● Assigned task: Go through the data underneath and report how many lines hold the string "AMIs", giving only the number.

● Task input:
---+---

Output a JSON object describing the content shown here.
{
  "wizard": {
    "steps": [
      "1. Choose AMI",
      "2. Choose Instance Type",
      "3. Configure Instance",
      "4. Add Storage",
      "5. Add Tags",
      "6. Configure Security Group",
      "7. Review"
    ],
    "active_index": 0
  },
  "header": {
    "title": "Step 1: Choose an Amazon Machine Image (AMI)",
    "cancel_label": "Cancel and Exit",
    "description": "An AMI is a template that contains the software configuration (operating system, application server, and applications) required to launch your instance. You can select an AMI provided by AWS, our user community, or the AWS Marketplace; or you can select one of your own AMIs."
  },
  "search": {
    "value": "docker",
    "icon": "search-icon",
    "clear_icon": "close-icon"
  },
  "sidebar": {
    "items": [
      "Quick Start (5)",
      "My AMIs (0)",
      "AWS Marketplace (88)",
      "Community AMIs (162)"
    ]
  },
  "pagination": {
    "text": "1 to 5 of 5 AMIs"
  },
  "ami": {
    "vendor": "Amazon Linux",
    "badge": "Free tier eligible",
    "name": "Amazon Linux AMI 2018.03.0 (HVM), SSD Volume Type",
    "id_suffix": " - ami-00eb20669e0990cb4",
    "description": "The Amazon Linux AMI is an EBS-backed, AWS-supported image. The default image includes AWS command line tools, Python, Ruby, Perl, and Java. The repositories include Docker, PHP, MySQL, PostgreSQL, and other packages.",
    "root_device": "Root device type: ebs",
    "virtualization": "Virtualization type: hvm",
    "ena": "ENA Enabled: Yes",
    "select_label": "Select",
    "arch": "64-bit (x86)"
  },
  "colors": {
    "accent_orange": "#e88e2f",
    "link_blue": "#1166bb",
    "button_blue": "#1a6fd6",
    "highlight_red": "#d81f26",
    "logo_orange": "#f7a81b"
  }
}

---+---

● Answer to this task: 4